At Oru Kayak, the response to Oru Lake Kayak, its introductory price point kayak, has been “very strong,” while Isle has major launch plans set for the third quarter.

Other growth priorities include better leveraging its database of 3 million customers to cross-market brands and expanding internationally and at wholesale accounts.

“We continue to see strong momentum with our wholesale partners and are leaning into this demand,” said Merris., “We are expanding our presence with some of our existing retailers such as Ace Hardware, Dick’s, and Tractor Supply. Our goal remains to move toward an 80/20 balance between direct-to-consumer and wholesale over time.”

Internationally, Solo Brands has launched localized sites in Canada and Europe and has been pleased with the response and improving marketing efficiencies. Said Merris, “Customers in Canada and Europe are realizing how amazing it is to sit around a Solo Stove with friends and family, all while avoiding the typical game of musical chairs trying to avoid the smoke that comes with a traditional firepit. We will continue to invest strategically in our international expansion and we plan to enter the Australian market in the third quarter and are optimistic about the opportunity there. Oru, Isle and Chubbies will soon follow Solo into these markets.”

Finally, Solo Brands plans to continue to evaluate strategic acquisitions and is “enthusiastic about the opportunities we are seeing. Our focus here is unchanged and we look to find unique, disruptive, profitable brands that our founder led to complement our existing portfolio,” said Merris.

Supply Chain Update
Regarding supply chain pressures, Merris said Solo Brands has seen been impacted by some factory closures in China recently, primarily in the delivery timeline of the Pi Pizza oven.

“Fortunately, our other products across all brands have been minimally impacted due to the strong inventory position of our existing products,” said Merris. “With contracted freight rates secured, we can now confirm that we are expecting freight rates to be higher than last year, which will put some pressure on gross margin this year. We have seen some reprieve though as spot rates have come down from 2021 highs. We are and will continue to opportunistically use these rates if they are lower than our contract rates.”

Solo Brands reiterated its guidance for the year:

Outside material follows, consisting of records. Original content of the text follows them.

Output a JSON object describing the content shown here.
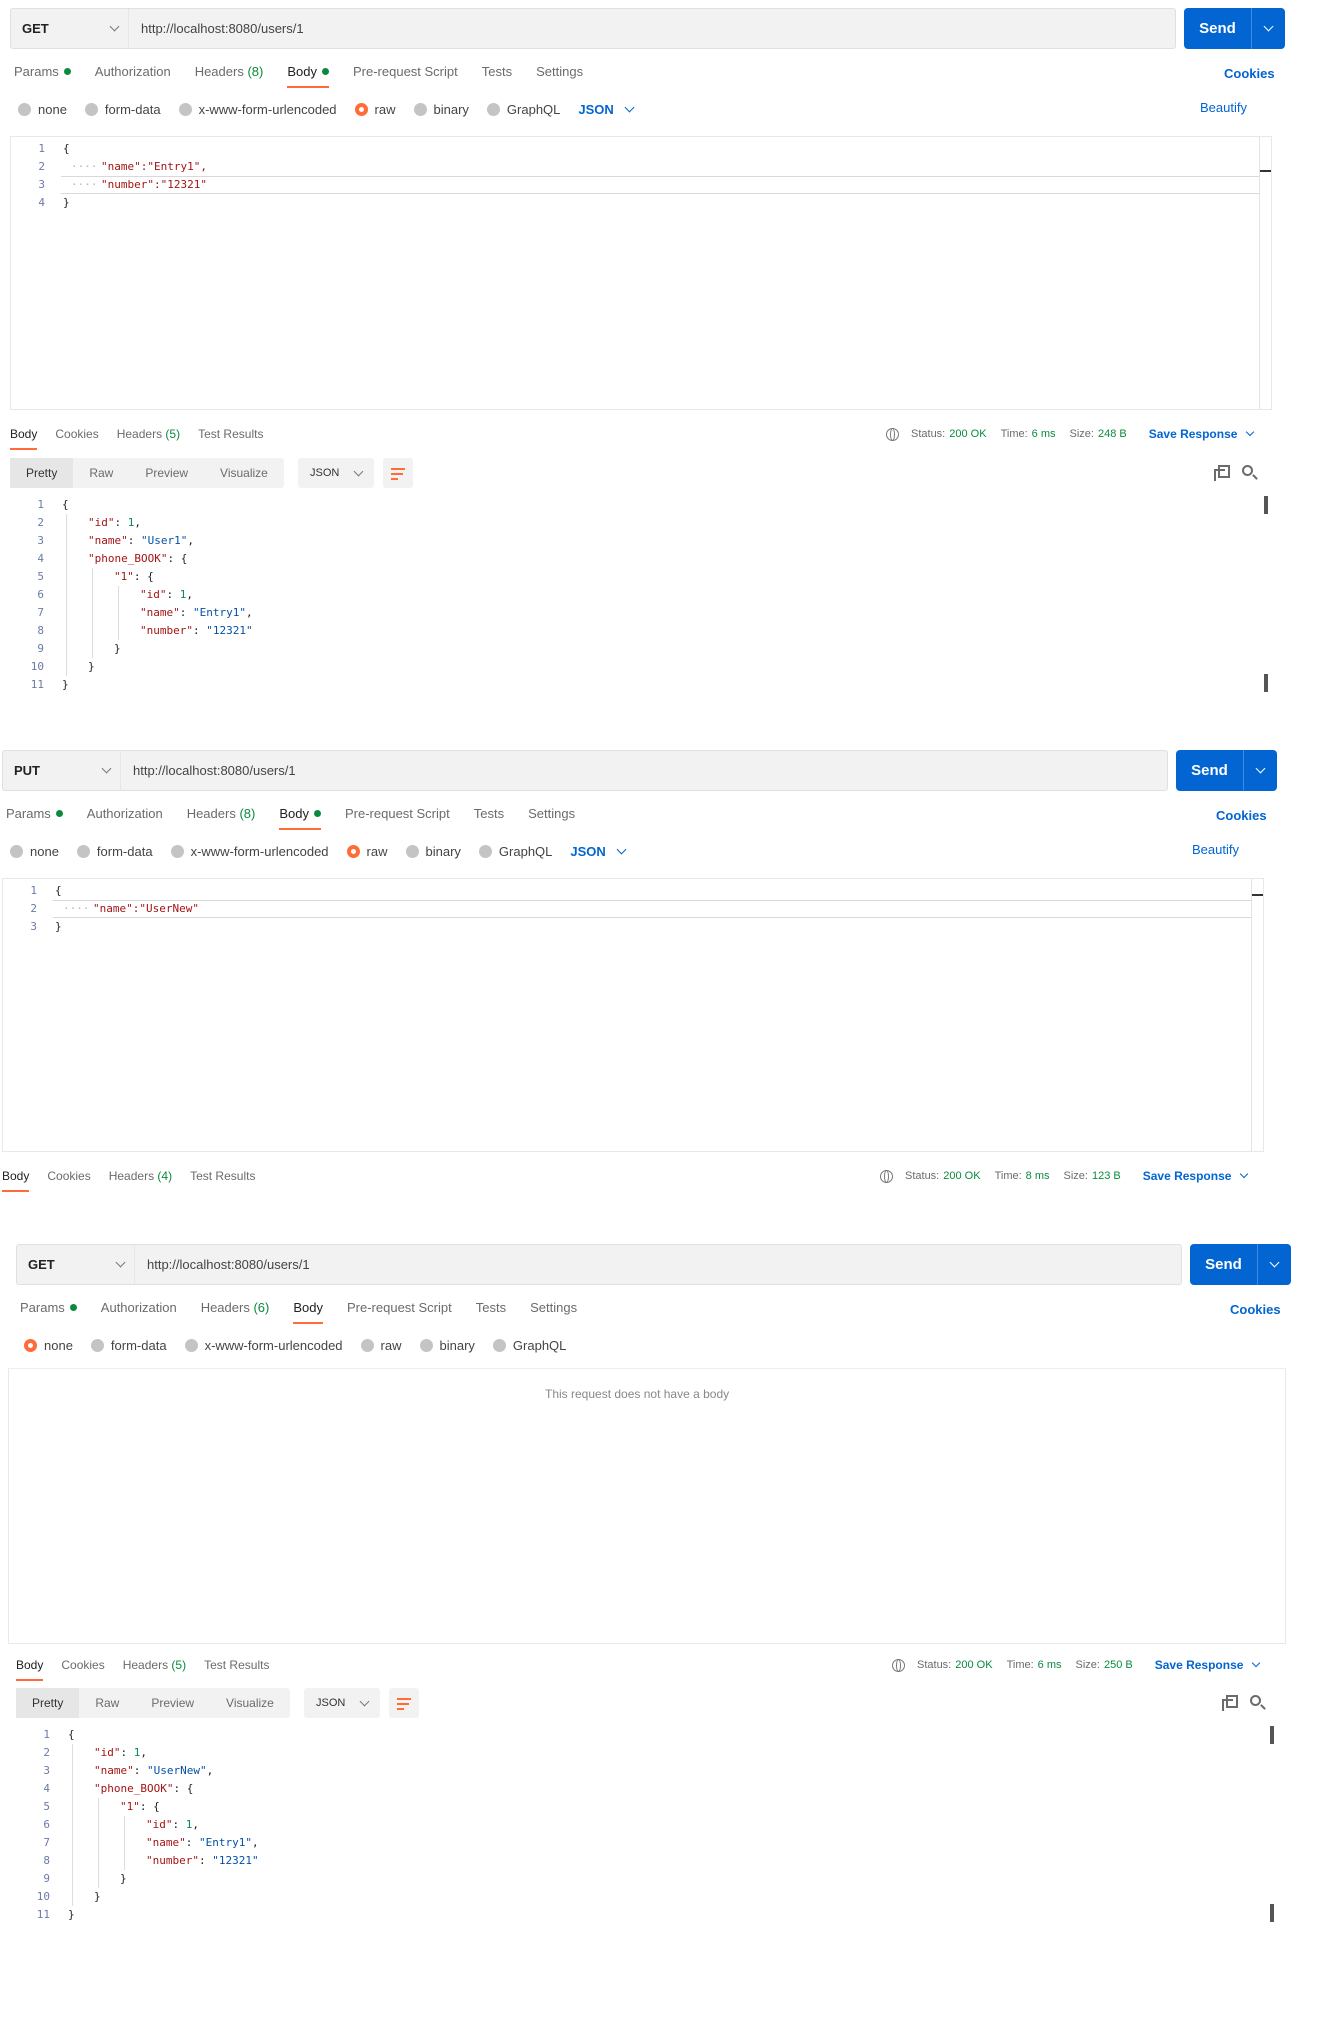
{
  "panel1": {
    "method": "GET",
    "url": "http://localhost:8080/users/1",
    "send": "Send",
    "tabs": {
      "params": "Params",
      "authorization": "Authorization",
      "headers": "Headers",
      "headers_count": "(8)",
      "body": "Body",
      "prerequest": "Pre-request Script",
      "tests": "Tests",
      "settings": "Settings"
    },
    "cookies": "Cookies",
    "beautify": "Beautify",
    "radios": {
      "none": "none",
      "form_data": "form-data",
      "urlencoded": "x-www-form-urlencoded",
      "raw": "raw",
      "binary": "binary",
      "graphql": "GraphQL",
      "json": "JSON"
    },
    "request_body": [
      "{",
      "\"name\":\"Entry1\",",
      "\"number\":\"12321\"",
      "}"
    ],
    "response": {
      "body": "Body",
      "cookies": "Cookies",
      "headers": "Headers",
      "headers_count": "(5)",
      "test_results": "Test Results",
      "status_label": "Status:",
      "status": "200 OK",
      "time_label": "Time:",
      "time": "6 ms",
      "size_label": "Size:",
      "size": "248 B",
      "save": "Save Response",
      "pretty": "Pretty",
      "raw": "Raw",
      "preview": "Preview",
      "visualize": "Visualize",
      "format": "JSON"
    }
  },
  "panel2": {
    "method": "PUT",
    "url": "http://localhost:8080/users/1",
    "send": "Send",
    "tabs": {
      "params": "Params",
      "authorization": "Authorization",
      "headers": "Headers",
      "headers_count": "(8)",
      "body": "Body",
      "prerequest": "Pre-request Script",
      "tests": "Tests",
      "settings": "Settings"
    },
    "cookies": "Cookies",
    "beautify": "Beautify",
    "radios": {
      "none": "none",
      "form_data": "form-data",
      "urlencoded": "x-www-form-urlencoded",
      "raw": "raw",
      "binary": "binary",
      "graphql": "GraphQL",
      "json": "JSON"
    },
    "request_body": [
      "{",
      "\"name\":\"UserNew\"",
      "}"
    ],
    "response": {
      "body": "Body",
      "cookies": "Cookies",
      "headers": "Headers",
      "headers_count": "(4)",
      "test_results": "Test Results",
      "status_label": "Status:",
      "status": "200 OK",
      "time_label": "Time:",
      "time": "8 ms",
      "size_label": "Size:",
      "size": "123 B",
      "save": "Save Response"
    }
  },
  "panel3": {
    "method": "GET",
    "url": "http://localhost:8080/users/1",
    "send": "Send",
    "tabs": {
      "params": "Params",
      "authorization": "Authorization",
      "headers": "Headers",
      "headers_count": "(6)",
      "body": "Body",
      "prerequest": "Pre-request Script",
      "tests": "Tests",
      "settings": "Settings"
    },
    "cookies": "Cookies",
    "radios": {
      "none": "none",
      "form_data": "form-data",
      "urlencoded": "x-www-form-urlencoded",
      "raw": "raw",
      "binary": "binary",
      "graphql": "GraphQL"
    },
    "no_body": "This request does not have a body",
    "response": {
      "body": "Body",
      "cookies": "Cookies",
      "headers": "Headers",
      "headers_count": "(5)",
      "test_results": "Test Results",
      "status_label": "Status:",
      "status": "200 OK",
      "time_label": "Time:",
      "time": "6 ms",
      "size_label": "Size:",
      "size": "250 B",
      "save": "Save Response",
      "pretty": "Pretty",
      "raw": "Raw",
      "preview": "Preview",
      "visualize": "Visualize",
      "format": "JSON"
    }
  },
  "response_json_1": [
    {
      "t": "{"
    },
    {
      "k": "\"id\"",
      "v": "1",
      "n": true,
      "c": ","
    },
    {
      "k": "\"name\"",
      "v": "\"User1\"",
      "c": ","
    },
    {
      "k": "\"phone_BOOK\"",
      "o": "{"
    },
    {
      "k": "\"1\"",
      "o": "{"
    },
    {
      "k": "\"id\"",
      "v": "1",
      "n": true,
      "c": ","
    },
    {
      "k": "\"name\"",
      "v": "\"Entry1\"",
      "c": ","
    },
    {
      "k": "\"number\"",
      "v": "\"12321\""
    },
    {
      "t": "}"
    },
    {
      "t": "}"
    },
    {
      "t": "}"
    }
  ],
  "response_json_3": [
    {
      "t": "{"
    },
    {
      "k": "\"id\"",
      "v": "1",
      "n": true,
      "c": ","
    },
    {
      "k": "\"name\"",
      "v": "\"UserNew\"",
      "c": ","
    },
    {
      "k": "\"phone_BOOK\"",
      "o": "{"
    },
    {
      "k": "\"1\"",
      "o": "{"
    },
    {
      "k": "\"id\"",
      "v": "1",
      "n": true,
      "c": ","
    },
    {
      "k": "\"name\"",
      "v": "\"Entry1\"",
      "c": ","
    },
    {
      "k": "\"number\"",
      "v": "\"12321\""
    },
    {
      "t": "}"
    },
    {
      "t": "}"
    },
    {
      "t": "}"
    }
  ],
  "colors": {
    "accent": "#ff6c37",
    "send": "#0265d2",
    "green": "#0b8a3e"
  },
  "icons": [
    "globe-icon",
    "copy-icon",
    "search-icon",
    "wrap-lines-icon",
    "chevron-down-icon"
  ]
}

  • Total revenue is expected to be between $540 million to $570 million, up from 270.3 million in 2021; and
  • Adjusted EBITDA is expected to be between $121 million to $132 million compared to $120.9 million in 2021.

Photo courtesy Solo Brands/Isle